The charges brought against Ales Bialiatski relate to the use of a personal bank account in Lithuania to support the human rights work of Human Rights Centre Viasna in Belarus, of which is he is Chair. Several other prominent human rights activists and Human Rights Centre Viasna employees have also been interrogated in relation to the case. The information about the bank account is believed to have been given to the Belarusian authorities by the Lithuanian Ministry of Justice. Amnesty International recognises the right of the Belarusian authorities to punish legitimate crimes, but the organization maintains that the charges against Ales Bialatski are politically motivated and intended to obstruct his legitimate work as a human rights defender. He is a prisoner of conscience and he should be released immediately and unconditionally.

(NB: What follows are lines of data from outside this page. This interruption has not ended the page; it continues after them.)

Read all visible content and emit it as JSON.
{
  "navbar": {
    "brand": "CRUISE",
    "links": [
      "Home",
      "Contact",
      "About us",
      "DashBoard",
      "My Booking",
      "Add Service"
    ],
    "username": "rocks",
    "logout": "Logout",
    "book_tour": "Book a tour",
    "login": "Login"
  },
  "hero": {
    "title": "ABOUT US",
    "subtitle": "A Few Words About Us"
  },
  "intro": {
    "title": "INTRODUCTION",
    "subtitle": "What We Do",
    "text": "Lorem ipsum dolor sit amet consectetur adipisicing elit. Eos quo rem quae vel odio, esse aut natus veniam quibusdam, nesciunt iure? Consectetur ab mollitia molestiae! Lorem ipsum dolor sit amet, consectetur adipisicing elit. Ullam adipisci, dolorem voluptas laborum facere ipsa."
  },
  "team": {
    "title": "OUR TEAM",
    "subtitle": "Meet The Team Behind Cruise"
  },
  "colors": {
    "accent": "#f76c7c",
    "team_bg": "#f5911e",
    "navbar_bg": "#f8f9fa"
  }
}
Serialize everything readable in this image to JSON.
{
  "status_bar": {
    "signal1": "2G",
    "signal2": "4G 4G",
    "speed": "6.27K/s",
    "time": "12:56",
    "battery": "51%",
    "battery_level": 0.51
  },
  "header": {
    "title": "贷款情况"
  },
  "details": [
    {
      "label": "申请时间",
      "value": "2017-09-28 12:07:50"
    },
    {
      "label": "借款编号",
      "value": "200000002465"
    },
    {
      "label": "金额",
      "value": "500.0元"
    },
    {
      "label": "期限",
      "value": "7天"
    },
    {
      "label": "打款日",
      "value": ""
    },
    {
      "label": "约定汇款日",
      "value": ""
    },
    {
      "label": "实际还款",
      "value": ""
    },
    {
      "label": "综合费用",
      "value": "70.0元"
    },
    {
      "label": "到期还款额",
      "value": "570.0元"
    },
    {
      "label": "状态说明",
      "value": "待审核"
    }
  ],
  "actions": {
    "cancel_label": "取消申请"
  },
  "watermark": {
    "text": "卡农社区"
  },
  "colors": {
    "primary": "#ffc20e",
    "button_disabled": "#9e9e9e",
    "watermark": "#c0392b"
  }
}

Viasna was derecognized by the Belarusian authorities in 2003 and as such was barred from opening a bank account in its name in Belarus. Since derecognition, the Belarusian authorities have repeatedly rejected the organization’s applications for registration. In 2005 it became a criminal offence in Belarus to act in the name of an unregistered organization, punishable by six months to one year in prison.
Women's rights activist Fereshteh Shirazi
On 4 September 2011, Fereshteh Shirazi was arrested when she presented herself for interrogation at the Offices of the Ministry of Intelligence in Amol city, northern Iran. She was initially held in Amol prison however her current location is unknown and access to legal representation and her family is denied. It is believed that Fereshteh Shirazi's arrest may be linked to a criminal case which was opened against her by the Offices of the Ministry of Intelligence in 2009 relating to her work as an advocate for greater equality for women in Iran, as well as entries she made on her online blog. At the time she was accused of “acting against State security”, “publicising lies” and “causing unease in the public mind” because of her interaction with foreign websites and media.
Foto: Fereshteh Shirazi © privat
Priest und human right's activist Nguyen Van Ly in prison again
The police arrested Father Nguyen Van Ly, aged 64, on the 25th of July in the central diocese of Hue before an ambulance transported him to prison. Authorities claim he was returned to prison for distributing anti-government leaflets during his parole.
He had been serving an eight-year prison term for “conducting propaganda against the state” when a stroke and a brain tumour led to his temporary release in March 2010.
“Father Nguyen Van Ly is in very poor health and should never have been arrested in the first place. He is a prisoner of conscience, imprisoned solely for his peaceful pro-democracy work,” said Donna Guest, Amnesty International’s Deputy Asia Pacific Director.
“The Vietnamese authorities must release him without delay, and in the meantime reveal his whereabouts and grant him immediate access to family members, his lawyer and adequate medical treatment.”
Ly was sentenced to eight years in prison and five years of house arrest in 2007. The publisher of the secret dissident journal To Do Ngon Luan (Freedom and Democracy), he co-founded the online pro-democracy movement Bloc 8406 and has helped to set up other banned political groups in Viet Nam. He Ly had been serving his jail term in Ba Sao prison, near Ha Noi in northern Viet Nam, when he suffered a stroke in November 2009. He did not receive a proper diagnosis or adequate medical treatment and was only transferred to a prison hospital in Ha Noi some two weeks later. Despite being partially paralyzed, he was returned to his prison cell on 11 December 2009.
On 15 March 2010, he was granted a one-year “temporary suspension” of his sentence to seek medical treatment for a brain tumour.
Since the 1970s, Ly has spent some 17 years in prison – amid harsh conditions and often in solitary confinement – for calling on Vietnamese authorities to respect freedom of expression and other human rights.
Foto: Conservative Party Human Rights Commission
Amnesty International sees Nguyen Van Ly as an non-violent political prisoner. He just has been arrested because he used his freedom of speech peacefully.